Pyongyang’s fourth nuclear test on Wednesday will further upgrade its nuclear weapons technology, bringing it closer to its long-cherished goal of becoming a de facto nuclear power, analysts said.
The North has already claimed to have the capability to miniaturize and diversify nuclear bombs, and the latest test appears to show progress in the North’s decades-long efforts to secure nuke capabilities, they noted, both in terms of quality and quantity.
“North Korea should now be seen as a de facto nuclear power in terms of its nuclear stockpiles and overall capabilities, although the international community does not recognize it as such,” said Park Won-gon, security expert at Handong Global University.

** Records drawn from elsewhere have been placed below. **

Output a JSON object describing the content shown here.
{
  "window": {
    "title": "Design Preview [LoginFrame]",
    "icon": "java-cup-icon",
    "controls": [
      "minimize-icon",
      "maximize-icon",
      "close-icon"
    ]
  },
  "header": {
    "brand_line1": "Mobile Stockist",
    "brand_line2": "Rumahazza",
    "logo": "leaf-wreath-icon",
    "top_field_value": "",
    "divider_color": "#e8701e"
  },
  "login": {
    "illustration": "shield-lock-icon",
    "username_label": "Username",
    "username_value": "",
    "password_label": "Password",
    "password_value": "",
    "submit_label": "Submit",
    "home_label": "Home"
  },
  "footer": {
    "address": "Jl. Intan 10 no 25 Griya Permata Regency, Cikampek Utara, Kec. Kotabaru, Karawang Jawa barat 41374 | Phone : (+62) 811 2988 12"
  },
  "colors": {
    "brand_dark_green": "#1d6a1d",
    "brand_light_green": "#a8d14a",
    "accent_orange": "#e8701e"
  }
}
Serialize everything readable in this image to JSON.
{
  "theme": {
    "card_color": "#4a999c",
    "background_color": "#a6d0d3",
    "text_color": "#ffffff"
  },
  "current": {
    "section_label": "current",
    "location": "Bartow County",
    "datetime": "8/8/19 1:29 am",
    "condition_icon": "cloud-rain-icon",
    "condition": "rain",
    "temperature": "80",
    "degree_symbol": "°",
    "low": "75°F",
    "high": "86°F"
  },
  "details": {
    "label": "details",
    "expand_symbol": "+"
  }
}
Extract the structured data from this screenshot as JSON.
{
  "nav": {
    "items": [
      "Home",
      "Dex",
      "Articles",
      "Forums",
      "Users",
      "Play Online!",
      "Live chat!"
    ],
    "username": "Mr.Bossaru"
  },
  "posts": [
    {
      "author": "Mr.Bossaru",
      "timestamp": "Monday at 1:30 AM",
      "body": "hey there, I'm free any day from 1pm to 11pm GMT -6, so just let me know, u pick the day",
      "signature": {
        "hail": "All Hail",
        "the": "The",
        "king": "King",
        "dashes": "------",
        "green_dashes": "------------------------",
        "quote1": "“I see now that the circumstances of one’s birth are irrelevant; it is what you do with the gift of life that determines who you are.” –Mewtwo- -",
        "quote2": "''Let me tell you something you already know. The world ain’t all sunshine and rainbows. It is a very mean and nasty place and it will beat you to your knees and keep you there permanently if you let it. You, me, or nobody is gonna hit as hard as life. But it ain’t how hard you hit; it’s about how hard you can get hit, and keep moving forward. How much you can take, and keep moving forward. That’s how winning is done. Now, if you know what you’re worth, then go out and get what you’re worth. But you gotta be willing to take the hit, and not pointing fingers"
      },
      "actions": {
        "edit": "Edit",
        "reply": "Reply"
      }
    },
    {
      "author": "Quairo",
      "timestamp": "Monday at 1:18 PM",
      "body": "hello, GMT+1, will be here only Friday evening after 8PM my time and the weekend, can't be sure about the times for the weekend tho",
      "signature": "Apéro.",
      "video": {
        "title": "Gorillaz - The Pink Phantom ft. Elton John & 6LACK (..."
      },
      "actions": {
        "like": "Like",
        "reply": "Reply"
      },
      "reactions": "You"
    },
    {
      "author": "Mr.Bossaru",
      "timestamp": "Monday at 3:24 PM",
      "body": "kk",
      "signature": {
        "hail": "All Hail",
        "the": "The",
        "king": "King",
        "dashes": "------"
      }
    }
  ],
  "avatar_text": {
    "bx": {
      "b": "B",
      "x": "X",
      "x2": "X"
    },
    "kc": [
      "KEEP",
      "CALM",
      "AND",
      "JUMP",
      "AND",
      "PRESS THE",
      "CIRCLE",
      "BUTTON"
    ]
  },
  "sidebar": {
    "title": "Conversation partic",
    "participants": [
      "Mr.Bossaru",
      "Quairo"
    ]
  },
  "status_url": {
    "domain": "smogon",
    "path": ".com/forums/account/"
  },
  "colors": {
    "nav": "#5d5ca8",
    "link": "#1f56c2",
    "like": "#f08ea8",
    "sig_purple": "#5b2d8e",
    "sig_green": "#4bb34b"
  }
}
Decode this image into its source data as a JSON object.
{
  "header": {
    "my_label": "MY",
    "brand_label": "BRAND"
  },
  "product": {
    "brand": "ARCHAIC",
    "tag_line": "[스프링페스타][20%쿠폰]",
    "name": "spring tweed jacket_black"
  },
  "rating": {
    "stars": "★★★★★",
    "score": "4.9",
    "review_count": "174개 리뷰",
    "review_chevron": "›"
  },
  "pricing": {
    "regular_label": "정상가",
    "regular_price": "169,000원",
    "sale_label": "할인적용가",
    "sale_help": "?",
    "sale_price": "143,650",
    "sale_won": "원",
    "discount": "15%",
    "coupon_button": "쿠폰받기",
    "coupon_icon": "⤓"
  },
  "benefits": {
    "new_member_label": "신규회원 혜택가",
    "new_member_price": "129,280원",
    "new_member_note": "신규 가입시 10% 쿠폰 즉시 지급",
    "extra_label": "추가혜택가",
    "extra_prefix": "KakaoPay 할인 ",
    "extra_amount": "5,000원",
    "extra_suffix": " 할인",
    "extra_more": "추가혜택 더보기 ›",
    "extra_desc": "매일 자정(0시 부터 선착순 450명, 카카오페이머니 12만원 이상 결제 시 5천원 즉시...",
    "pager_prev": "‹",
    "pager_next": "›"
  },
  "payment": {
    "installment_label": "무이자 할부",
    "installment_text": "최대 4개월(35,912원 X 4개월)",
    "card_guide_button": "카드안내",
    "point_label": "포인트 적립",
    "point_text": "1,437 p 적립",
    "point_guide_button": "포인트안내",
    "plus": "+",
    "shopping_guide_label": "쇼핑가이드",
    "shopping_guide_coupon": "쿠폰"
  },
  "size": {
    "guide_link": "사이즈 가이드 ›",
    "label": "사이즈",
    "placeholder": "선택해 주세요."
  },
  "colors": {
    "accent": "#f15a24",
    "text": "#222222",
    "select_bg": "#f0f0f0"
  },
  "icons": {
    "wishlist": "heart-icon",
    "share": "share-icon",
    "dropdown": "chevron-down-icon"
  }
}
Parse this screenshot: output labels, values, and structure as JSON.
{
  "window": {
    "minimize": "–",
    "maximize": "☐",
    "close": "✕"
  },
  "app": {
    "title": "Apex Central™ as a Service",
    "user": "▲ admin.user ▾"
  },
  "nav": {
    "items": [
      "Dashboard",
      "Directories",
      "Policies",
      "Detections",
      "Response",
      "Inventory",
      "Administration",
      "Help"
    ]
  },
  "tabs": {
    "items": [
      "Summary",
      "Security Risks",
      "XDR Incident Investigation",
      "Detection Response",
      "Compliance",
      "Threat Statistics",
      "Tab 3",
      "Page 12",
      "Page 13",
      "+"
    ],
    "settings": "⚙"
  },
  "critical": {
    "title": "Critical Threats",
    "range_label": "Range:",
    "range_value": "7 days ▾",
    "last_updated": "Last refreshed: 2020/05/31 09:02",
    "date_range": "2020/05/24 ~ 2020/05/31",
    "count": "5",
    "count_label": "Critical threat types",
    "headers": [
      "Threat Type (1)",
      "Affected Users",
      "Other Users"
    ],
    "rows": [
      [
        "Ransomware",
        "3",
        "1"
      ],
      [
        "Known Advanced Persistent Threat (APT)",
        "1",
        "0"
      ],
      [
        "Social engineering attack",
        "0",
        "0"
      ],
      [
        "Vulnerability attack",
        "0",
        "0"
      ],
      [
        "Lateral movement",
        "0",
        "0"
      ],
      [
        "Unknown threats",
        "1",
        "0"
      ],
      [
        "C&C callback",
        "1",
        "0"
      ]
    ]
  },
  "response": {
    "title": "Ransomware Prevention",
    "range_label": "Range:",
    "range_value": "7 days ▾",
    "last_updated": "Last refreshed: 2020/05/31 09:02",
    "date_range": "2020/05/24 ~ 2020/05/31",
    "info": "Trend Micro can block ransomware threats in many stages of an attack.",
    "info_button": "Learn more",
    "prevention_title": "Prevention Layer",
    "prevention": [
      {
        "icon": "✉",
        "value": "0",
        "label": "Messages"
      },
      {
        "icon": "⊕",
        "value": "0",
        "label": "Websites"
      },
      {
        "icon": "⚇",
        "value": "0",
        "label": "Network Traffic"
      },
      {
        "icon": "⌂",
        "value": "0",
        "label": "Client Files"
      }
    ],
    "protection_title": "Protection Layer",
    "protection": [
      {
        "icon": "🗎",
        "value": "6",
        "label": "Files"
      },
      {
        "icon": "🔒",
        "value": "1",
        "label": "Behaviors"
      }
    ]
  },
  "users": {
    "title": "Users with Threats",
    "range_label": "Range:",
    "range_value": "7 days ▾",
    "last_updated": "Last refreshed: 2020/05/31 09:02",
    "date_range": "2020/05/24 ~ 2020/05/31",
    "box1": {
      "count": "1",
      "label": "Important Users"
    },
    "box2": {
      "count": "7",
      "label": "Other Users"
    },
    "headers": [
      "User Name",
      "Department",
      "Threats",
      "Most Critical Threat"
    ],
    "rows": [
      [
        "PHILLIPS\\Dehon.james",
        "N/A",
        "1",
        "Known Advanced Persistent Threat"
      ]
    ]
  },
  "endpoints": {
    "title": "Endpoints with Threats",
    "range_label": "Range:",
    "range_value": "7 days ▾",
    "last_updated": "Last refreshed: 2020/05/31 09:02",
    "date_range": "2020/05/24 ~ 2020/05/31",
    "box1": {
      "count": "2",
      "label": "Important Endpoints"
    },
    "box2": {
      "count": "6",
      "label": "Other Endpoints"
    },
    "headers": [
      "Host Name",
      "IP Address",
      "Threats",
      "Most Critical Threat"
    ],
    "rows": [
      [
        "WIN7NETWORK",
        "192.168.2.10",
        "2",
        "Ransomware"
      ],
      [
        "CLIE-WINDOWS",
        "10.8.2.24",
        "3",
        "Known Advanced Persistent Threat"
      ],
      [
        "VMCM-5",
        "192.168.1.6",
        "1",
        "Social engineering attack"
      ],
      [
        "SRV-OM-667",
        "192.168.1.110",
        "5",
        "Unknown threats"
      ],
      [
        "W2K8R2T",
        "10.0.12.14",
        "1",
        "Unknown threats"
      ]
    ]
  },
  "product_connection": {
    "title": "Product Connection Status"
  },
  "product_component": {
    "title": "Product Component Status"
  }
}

“Most analysts are of the view that when a nation conducts nuclear tests four times, it is in the final stage of completing its nuclear armament technology development,” he added, noting that if the North is allowed to continue with its efforts, it will further advance its nuclear threats.
Pyongyang’s development of a hydrogen bomb was a foregone conclusion, experts said, noting the international community should make concerted efforts to cope with the threats.
Last month, North Korean leader Kim Jong-un first mentioned the development of a hydrogen bomb, though many observers here dismissed it as “bluffing.” Pyongyang has repeatedly said it would continue its push to strengthen “nuclear deterrence” against what it calls Washington’s hostile policy toward it.
“A hydrogen bomb is a second-generation nuclear weapon. Its explosive power is far greater than a first-generation one. It usually takes five years for a country to advance from first-generation bombs to second-generation ones,” said Kim Tae-woo, a security expert at Konyang University.
“That is why analysts have long warned that the North would soon carry out a hydrogen bomb test.”
North Korea leader Kim Jong-un attends a recent artillery fire contest. (Yonhap)
The North previously conducted nuclear tests in 2006, 2009 and 2013. Analysts had raised the possibility that should the North conduct another test, it would test a uranium-based bomb or a “boosted fission” bomb. The development of these “1.5-generation” nuclear bombs is a preliminary step toward the production of a hydrogen bomb.
Along with the North’s development of the explosive device, it has also come a long way in developing delivery vehicles such as long-range missiles through a series of rocket tests, disguised as satellite launches.
Since its 1998 test of the Taepodong-1 missile, the North has carried out five long-range rocket tests. Experts say the latest test in 2012 showed that it can get a missile to travel some 10,000 kilometers -- far enough to reach the U.S. mainland.
Apart from the land-based platform, the North has been pushing to develop an underwater nuclear-capable missile system. Last May, it claimed to have carried out an ejection test of a submarine-launched ballistic missile. It is also thought to have conducted SLBM tests in November and December.
Fears about the SLBM stem from the North’s potential “second-strike capability” to launch a sudden nuclear retaliation if it suffers a “first strike” from enemy forces.
The second-strike capability forms the basis of a condition referred to as “mutual assured destruction” that maintained the “balance of terror” between the U.S. and Soviet Union during the Cold War. SLBMs are at the core of the capability as submarines can launch targeted surprise attacks on enemy forces.
The reclusive state has also been seen steadily seeking to accumulate weapons-grade fissile materials through its plutonium-based nuclear program and uranium enrichment activities to build nuclear warheads.
Last September, the North’s Atomic Energy Institute chief claimed that the North restarted all nuclear facilities, including its 5-megawatt reactor and uranium enrichment factory at its main Yongbyon nuclear complex.
The main 5-megawatt reactor is the North’s core facility to produce weapons-grade plutonium. The reactor, should it be fully operational, can produce 6 kilograms of plutonium each year -- enough to build one nuclear warhead, analysts say.
The North is believed to have accumulated some 40 kilograms of plutonium after it reprocessed spent fuel rods at least three times, in 2003, 2005 and 2009, according to Seoul officials.
Amid its efforts to produce plutonium-based bombs, the North has also been striving to advance its uranium enrichment program, reportedly since the mid-1980s.
The regime has claimed to have some 2,000 operational centrifuges capable of producing some 40 kilograms of highly enriched uranium each year. To produce one HEU bomb, more than 15 kilograms of HEU are required.
Pyongyang has pushed for its nuclear program in line with its so-called Byungjin policy of simultaneously developing its economy and nuclear arms. The North has already described itself as a nuclear power state in its constitution, a status that the U.S. and South Korea say can never be accepted.
By Song Sang-ho (firstname.lastname@example.org